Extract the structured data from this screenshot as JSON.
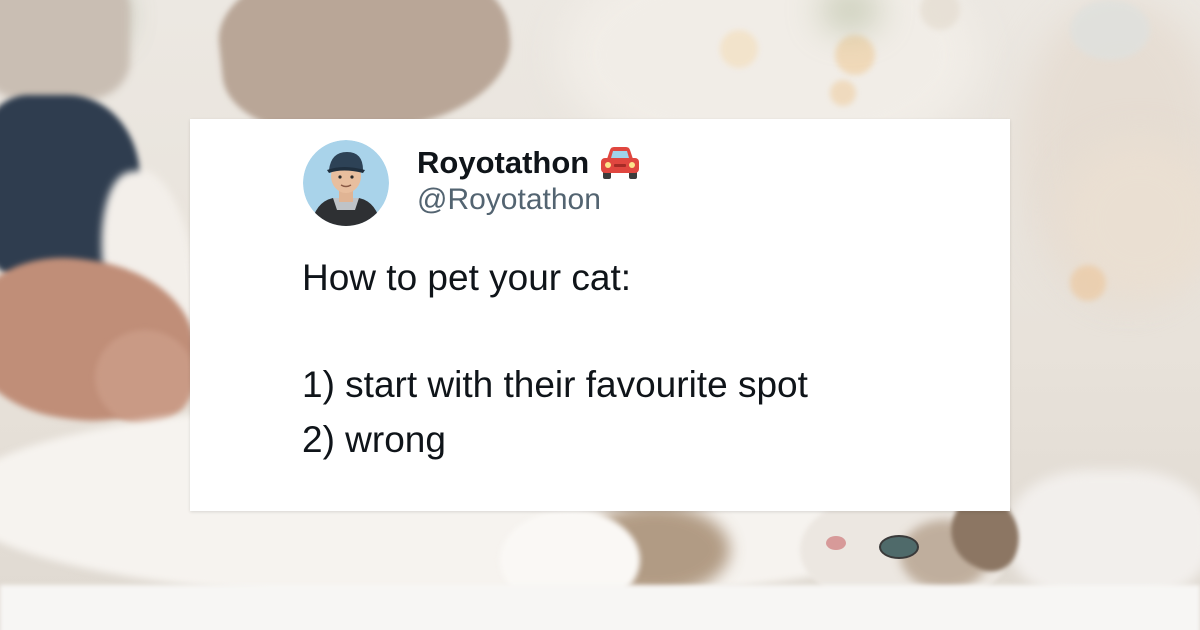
{
  "tweet": {
    "display_name": "Royotathon",
    "name_emoji": "red-car-icon",
    "handle": "@Royotathon",
    "lines": [
      "How to pet your cat:",
      "1) start with their favourite spot",
      "2) wrong"
    ]
  },
  "colors": {
    "text_primary": "#0f1419",
    "text_secondary": "#536471",
    "card_background": "#ffffff",
    "car_red": "#e0463f"
  },
  "background": {
    "description_icon": "photo-cat-being-petted"
  }
}
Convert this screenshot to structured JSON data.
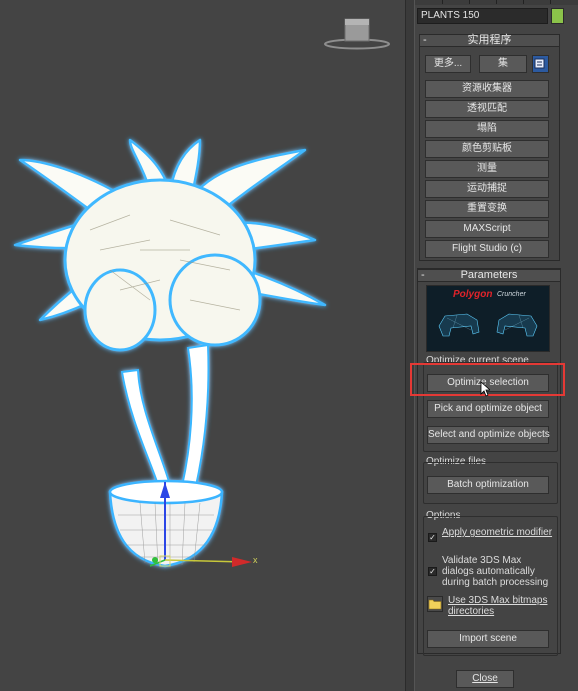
{
  "object_name": "PLANTS 150",
  "swatch_color": "#8bc34a",
  "utilities": {
    "title": "实用程序",
    "more_label": "更多...",
    "sets_label": "集",
    "config_icon": "configure-button-sets-icon",
    "buttons": [
      "资源收集器",
      "透视匹配",
      "塌陷",
      "颜色剪贴板",
      "测量",
      "运动捕捉",
      "重置变换",
      "MAXScript",
      "Flight Studio (c)"
    ]
  },
  "parameters": {
    "title": "Parameters",
    "logo_text": "Polygon",
    "logo_subtext": "Cruncher",
    "optimize_scene_label": "Optimize current scene",
    "optimize_selection_label": "Optimize selection",
    "pick_optimize_label": "Pick and optimize object",
    "select_optimize_label": "Select and optimize objects",
    "files_label": "Optimize files",
    "batch_label": "Batch optimization",
    "options_label": "Options",
    "apply_modifier_label": "Apply geometric modifier",
    "validate_dialogs_label": "Validate 3DS Max dialogs automatically during batch processing",
    "bitmaps_label": "Use 3DS Max bitmaps directories",
    "import_scene_label": "Import scene",
    "close_label": "Close"
  },
  "viewport": {
    "gizmo_x_label": "x"
  },
  "colors": {
    "highlight": "#e53935",
    "accent": "#8bc34a"
  }
}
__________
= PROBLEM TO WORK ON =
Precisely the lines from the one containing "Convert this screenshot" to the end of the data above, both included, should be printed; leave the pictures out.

= RESPONSE AREA =
Convert this screenshot to structured JSON data.
{
  "object_name": "PLANTS 150",
  "swatch_color": "#8bc34a",
  "utilities": {
    "title": "实用程序",
    "more_label": "更多...",
    "sets_label": "集",
    "config_icon": "configure-button-sets-icon",
    "buttons": [
      "资源收集器",
      "透视匹配",
      "塌陷",
      "颜色剪贴板",
      "测量",
      "运动捕捉",
      "重置变换",
      "MAXScript",
      "Flight Studio (c)"
    ]
  },
  "parameters": {
    "title": "Parameters",
    "logo_text": "Polygon",
    "logo_subtext": "Cruncher",
    "optimize_scene_label": "Optimize current scene",
    "optimize_selection_label": "Optimize selection",
    "pick_optimize_label": "Pick and optimize object",
    "select_optimize_label": "Select and optimize objects",
    "files_label": "Optimize files",
    "batch_label": "Batch optimization",
    "options_label": "Options",
    "apply_modifier_label": "Apply geometric modifier",
    "validate_dialogs_label": "Validate 3DS Max dialogs automatically during batch processing",
    "bitmaps_label": "Use 3DS Max bitmaps directories",
    "import_scene_label": "Import scene",
    "close_label": "Close"
  },
  "viewport": {
    "gizmo_x_label": "x"
  },
  "colors": {
    "highlight": "#e53935",
    "accent": "#8bc34a"
  }
}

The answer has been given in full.